The current design of national policies for complaint handling in NHS hospitals in England means there is too much focus on assessing a complaint’s validity and not enough on learning from the concerns raised, according to a new study published by the Journal of the Royal Society of Medicine.
The researchers say the process for raising formal complaints can be unclear for patients and relatives, with NHS complaints teams forced to focus on decisions over whether to uphold a complaint or not, rather than listening to the concerns and issues that have been raised by the complaint to see how to learn from it, in order to reach targets set within national policy.
The complex nature of the NHS complaints system is often cited as an obstacle to effective complaint handling. However, a detailed examination of how national rules, regulations and infrastructure influence complaint handling, investigation and monitoring within hospitals has remained relatively unexplored.”
Dr Jackie van Dael, Lead Researcher, NIHR Imperial Patient Safety Translational Research Center at Imperial College London’s Institute of Global Health Innovation

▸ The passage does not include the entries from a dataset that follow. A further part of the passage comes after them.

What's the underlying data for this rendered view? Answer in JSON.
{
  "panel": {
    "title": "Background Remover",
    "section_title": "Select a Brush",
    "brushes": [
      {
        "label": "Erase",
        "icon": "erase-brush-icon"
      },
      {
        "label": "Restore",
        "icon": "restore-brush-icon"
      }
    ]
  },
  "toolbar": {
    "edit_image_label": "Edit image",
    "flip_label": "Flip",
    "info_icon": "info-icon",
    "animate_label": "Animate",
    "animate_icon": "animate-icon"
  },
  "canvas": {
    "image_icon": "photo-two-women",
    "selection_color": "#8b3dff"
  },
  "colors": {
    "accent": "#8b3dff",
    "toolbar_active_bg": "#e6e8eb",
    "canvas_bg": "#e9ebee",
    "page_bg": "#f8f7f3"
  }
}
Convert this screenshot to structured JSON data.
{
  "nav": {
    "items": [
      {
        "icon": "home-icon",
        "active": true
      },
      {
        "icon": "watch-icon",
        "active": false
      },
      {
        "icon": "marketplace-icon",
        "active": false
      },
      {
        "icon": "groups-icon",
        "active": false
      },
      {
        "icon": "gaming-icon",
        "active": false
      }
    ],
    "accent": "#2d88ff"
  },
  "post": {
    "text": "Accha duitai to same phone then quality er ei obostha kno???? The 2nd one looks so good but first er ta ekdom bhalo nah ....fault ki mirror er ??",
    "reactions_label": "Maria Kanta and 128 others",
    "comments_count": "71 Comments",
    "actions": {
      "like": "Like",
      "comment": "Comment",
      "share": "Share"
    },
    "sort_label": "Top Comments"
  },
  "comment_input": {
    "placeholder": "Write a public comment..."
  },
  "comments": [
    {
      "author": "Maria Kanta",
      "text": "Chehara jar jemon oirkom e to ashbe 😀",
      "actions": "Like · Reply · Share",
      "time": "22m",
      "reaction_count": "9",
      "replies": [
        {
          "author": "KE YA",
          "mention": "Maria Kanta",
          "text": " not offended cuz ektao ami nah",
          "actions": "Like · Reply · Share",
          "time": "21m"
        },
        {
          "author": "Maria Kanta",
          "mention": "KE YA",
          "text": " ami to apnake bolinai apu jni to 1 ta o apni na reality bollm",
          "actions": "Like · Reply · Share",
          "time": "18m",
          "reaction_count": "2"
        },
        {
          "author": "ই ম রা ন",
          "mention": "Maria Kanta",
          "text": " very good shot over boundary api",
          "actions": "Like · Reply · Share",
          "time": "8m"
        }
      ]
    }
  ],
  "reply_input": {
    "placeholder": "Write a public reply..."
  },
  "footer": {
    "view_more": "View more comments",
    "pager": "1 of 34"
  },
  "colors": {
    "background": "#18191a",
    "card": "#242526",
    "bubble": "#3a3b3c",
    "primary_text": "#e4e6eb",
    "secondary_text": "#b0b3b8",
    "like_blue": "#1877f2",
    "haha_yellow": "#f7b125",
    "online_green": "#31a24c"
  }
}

The researchers interviewed staff and analyzed complaints documentation at a multi-site acute hospital trust in London. Four areas were identified where the design of national rules and policies were reported to undermine a patient-centric and improvement-focused approach to complaints. These relate to: access to the complaints process, the conduct of investigations, data collection systems and administrative performance targets.
A frequently mentioned issue among staff interviewed was confusion regarding the routes for raising concerns. Central to this was a lack of awareness, among both patients and frontline staff, about the different roles of the formal complaints team and the Patient Advice and Liaison Service (PALS). PALS is a point-of-contact within hospitals created to resolve lower-level concerns and queries directly on the ward. Dr van Dael said: “The visibility of PALS positions the service as a catch-all destination for patient concerns and queries and served to overshadow complaints departments in some cases.”
In addition to clarifying the roles of PALS and formal complaints processes to staff and patients alike, the researchers suggest reviewing national data collection systems, and re-considering the regulatory requirement for hospitals themselves to judge whether complaints are ‘well-founded’.
“All complaints are opportunities towards better understanding patients’ needs and their unique perspective on organizational safety,” commented Dr van Dael. “We recommend involving patients and families in complaints investigations as standard practice and creating opportunity for dialogue between involved staff and affected patients.”
Royal Society of Medicine